Bel Canto Society is a 501(c)(3) not-for-profit corporation dedicated to opera. Donations to BCS are tax deductible to the full extent of the law.
Other companies that used to put out similar opera titles have stopped simply because there’s not enough money in it. We cherish this material and go to great lengths to find it, restore it and present it. Putting out rare treasures has become something of our mission.
You can support of efforts by donating to BCS or shopping in our store. We deeply appreciate your help.
Bel Canto Society promotes interest in and appreciation of opera, performance styles and techniques. Our efforts benefit listeners and enthusiasts, as well as performing artists, teachers and scholars. Taken as a whole, the society’s CDs, DVDs, digital content, websites and publications constitute a history of opera singing, from the late eighteenth onward.
Bel Canto Society Celebrates 47 Years of Opera Fanaticism
On November 3, 1968 Bel Canto Society made its debut: a staged Puritani with orchestra, at Spencer Memorial Church in Brooklyn. Since then we have presented 10 operas—including the world premiere of Bellini’s fourth version of his Adelson e Salvini at The Town Hall in New York—and dozens of concerts in Europe and the U.S. We have hosted interviews and master classes with Franco Corelli and have screened films. Besides The Town Hall, the majority of our events have taken place in Gould, Kaye and Merkin concert halls in New York and at Columbia and New York Universities.

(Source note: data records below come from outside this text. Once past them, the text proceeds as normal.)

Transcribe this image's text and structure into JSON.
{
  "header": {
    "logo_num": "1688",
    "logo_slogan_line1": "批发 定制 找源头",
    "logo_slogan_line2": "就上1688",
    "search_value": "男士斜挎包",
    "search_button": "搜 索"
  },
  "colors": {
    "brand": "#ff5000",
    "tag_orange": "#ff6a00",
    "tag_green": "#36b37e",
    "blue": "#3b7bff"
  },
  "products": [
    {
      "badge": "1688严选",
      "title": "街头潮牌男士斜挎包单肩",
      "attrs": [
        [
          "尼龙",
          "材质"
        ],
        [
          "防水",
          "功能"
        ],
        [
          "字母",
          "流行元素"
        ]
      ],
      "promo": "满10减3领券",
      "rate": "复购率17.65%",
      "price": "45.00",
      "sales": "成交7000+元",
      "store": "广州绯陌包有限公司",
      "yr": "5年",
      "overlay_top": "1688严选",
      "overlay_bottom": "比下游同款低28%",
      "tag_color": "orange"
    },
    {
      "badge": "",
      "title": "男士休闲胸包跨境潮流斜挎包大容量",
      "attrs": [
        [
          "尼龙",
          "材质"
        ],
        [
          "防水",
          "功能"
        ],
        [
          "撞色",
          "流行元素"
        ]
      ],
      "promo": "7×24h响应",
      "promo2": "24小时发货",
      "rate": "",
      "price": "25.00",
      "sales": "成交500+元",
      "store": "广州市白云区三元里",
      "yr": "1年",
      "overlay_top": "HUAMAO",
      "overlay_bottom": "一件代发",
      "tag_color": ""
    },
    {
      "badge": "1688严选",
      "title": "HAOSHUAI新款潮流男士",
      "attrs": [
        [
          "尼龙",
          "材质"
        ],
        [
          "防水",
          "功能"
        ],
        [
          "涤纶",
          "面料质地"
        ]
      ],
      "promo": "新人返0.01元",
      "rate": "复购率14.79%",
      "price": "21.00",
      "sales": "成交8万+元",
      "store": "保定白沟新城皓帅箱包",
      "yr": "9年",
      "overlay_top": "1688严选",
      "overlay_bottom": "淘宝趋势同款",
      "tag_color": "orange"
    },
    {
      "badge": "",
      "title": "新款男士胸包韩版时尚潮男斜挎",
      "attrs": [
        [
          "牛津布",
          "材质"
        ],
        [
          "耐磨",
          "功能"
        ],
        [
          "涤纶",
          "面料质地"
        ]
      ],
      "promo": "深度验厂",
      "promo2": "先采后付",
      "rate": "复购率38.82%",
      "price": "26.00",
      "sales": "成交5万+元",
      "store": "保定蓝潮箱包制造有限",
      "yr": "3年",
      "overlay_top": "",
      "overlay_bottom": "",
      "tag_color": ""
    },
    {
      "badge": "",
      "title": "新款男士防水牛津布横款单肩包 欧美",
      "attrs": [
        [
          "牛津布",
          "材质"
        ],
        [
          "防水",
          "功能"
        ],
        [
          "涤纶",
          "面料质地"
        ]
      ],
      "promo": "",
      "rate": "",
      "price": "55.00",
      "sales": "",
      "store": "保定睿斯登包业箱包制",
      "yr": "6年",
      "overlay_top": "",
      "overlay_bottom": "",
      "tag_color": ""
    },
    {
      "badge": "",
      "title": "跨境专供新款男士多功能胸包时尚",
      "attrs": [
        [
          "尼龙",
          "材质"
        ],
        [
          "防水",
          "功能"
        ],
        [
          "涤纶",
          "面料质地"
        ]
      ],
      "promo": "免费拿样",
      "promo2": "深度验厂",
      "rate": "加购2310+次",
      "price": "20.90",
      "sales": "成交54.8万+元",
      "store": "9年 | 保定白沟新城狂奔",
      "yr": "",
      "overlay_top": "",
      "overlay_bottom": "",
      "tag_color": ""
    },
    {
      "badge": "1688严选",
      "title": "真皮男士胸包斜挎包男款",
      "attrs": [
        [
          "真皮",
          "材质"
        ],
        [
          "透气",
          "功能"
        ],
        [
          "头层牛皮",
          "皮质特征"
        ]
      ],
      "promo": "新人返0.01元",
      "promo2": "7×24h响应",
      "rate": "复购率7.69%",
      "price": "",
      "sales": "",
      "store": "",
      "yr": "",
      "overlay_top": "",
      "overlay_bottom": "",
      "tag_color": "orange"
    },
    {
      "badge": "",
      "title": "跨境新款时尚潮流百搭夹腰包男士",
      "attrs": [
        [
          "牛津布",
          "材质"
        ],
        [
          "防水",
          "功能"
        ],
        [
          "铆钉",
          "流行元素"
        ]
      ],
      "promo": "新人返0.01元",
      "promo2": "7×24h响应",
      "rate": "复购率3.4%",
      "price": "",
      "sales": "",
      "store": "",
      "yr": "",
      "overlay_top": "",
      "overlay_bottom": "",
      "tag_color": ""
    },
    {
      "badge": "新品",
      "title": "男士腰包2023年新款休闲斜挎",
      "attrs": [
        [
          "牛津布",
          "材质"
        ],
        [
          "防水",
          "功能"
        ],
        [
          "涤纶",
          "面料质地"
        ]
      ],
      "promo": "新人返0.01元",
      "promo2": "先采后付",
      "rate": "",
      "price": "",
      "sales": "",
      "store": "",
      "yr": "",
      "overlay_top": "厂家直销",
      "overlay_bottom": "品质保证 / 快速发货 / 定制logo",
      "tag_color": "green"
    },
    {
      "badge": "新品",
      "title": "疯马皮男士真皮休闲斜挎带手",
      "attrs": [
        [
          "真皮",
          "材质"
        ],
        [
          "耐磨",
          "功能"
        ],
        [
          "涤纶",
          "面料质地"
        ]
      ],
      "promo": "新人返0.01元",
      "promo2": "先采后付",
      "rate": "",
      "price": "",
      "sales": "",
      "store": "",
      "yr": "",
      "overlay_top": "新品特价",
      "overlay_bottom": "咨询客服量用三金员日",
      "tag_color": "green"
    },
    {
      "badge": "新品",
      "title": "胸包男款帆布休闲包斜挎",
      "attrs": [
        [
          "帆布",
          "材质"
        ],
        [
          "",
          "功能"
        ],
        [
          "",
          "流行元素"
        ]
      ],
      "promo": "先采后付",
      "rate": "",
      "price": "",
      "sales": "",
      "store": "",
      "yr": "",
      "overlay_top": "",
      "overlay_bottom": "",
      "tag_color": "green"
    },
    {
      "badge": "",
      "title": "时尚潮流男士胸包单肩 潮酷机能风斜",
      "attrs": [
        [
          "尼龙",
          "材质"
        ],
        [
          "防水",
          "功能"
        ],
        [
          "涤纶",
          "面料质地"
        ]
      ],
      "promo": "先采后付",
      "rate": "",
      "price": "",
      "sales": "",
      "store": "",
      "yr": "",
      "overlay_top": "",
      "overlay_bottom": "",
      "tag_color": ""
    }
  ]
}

From 1982-94 BCS produced “Opera Fanatic” on Columbia University’s WKCR-FM. We publish Opera Fanatic magazine (when we have the money) and have made editions of Bellini’s Adelson e Salvini and Bianca e Fernando as well as works by the tenor Rubini and other 19th-century composers. We also have translated libretti and issued “Stefan Zucker: The World’s Highest Tenor,” “Rossini’s Rivals: Music by Then-Famous, Now-Obscure, Italian Composers” and other LPs.
BCS has issued more than 800 titles on videotape. Those currently available are listed in our store.—Stefan Zucker
Since 1968 we have presented ten operas—including the world premiere of Bellini’s fourth version of his Adelson e Salvini at Town Hall—and dozens of concerts in Europe and the U.S., including six at Merkin Concert Hall. There we also presented an interview with Franco Corelli, in June 1991. At Gould Hall we screened films, and we hosted interviews and master classes with Corelli there and at the Kaye Playhouse. We have made editions of Bellini’s Adelson e Salvini and Bianca e Fernando, as well as works by Rubini and other 19th Century composers, translated libretti, screened other films and issued “Stefan Zucker: the World’s Highest Tenor,” “Rossini’s Rivals: Music by Then-Famous, Now-Obscure, Italian Composers” and other LPs.
Bel Canto Society DVDs, from The Wall Street Journal
With enormous delight, I’ve been watching a very old opera video. My excuse—as if I needed one—was that the video was recently released on DVD, by the invaluable Bel Canto Society . . . . [these] DVDs have a sonic and visual clarity we don’t always see in transfers from old material.—Greg Sandow
“Beyond High C, High Technology,” from The New York Times
“If you don’t get the speed right, not only is the sound off pitch but it is also off in timbre, or sonority.”—Stefan Zucker, quoted by William G. Honan in his article about Zucker, Bel Canto Society, and the pains taken in producing superior CDs and videos of vintage material.
Joseph McLellan, writing in The Washington Post
Bel Canto Society, an organization of and for hard-core opera lovers, has discovered a happy hunting ground for its archaeology: old movies that feature opera singers, and particularly old movie versions of operas.
I have viewed more than a dozen Bel Canto Society tapes and find that they have two things in common.
First, all have some special quality to recommend them—they are chosen with a connoisseur’s knowledge and taste, and will be appreciated by other connoisseurs. Second, the average music-lover, to enjoy them, must be willing to make allowances. Compared with the all-digital, six-camera opera videos now being produced, these tapes are decidedly low-tech, [many are] in black-and-white, most of them lack subtitles, and they frequently involve singers who had little idea how to play to the cameras.
The Traviata (a 1954 film for Italian television) and Pagliacci (a 1951 movie with Gina Lollobrigida miming the recorded voice of Onelia Fineschi) lack the razzle-dazzle impact of Franco Zeffirelli’s later big-screen spectaculars. But other values, emotional and vocal, are richly served—by Tito Gobbi as Silvio and Tonio in Pagliacci, and by Rosanna Carteri, Nicola Filacuridi and Carlo Tagliabue in Traviata.
One more general remark: The blurbs on the packages are remarkably honest about the weaknesses as well as the strengths of these tapes.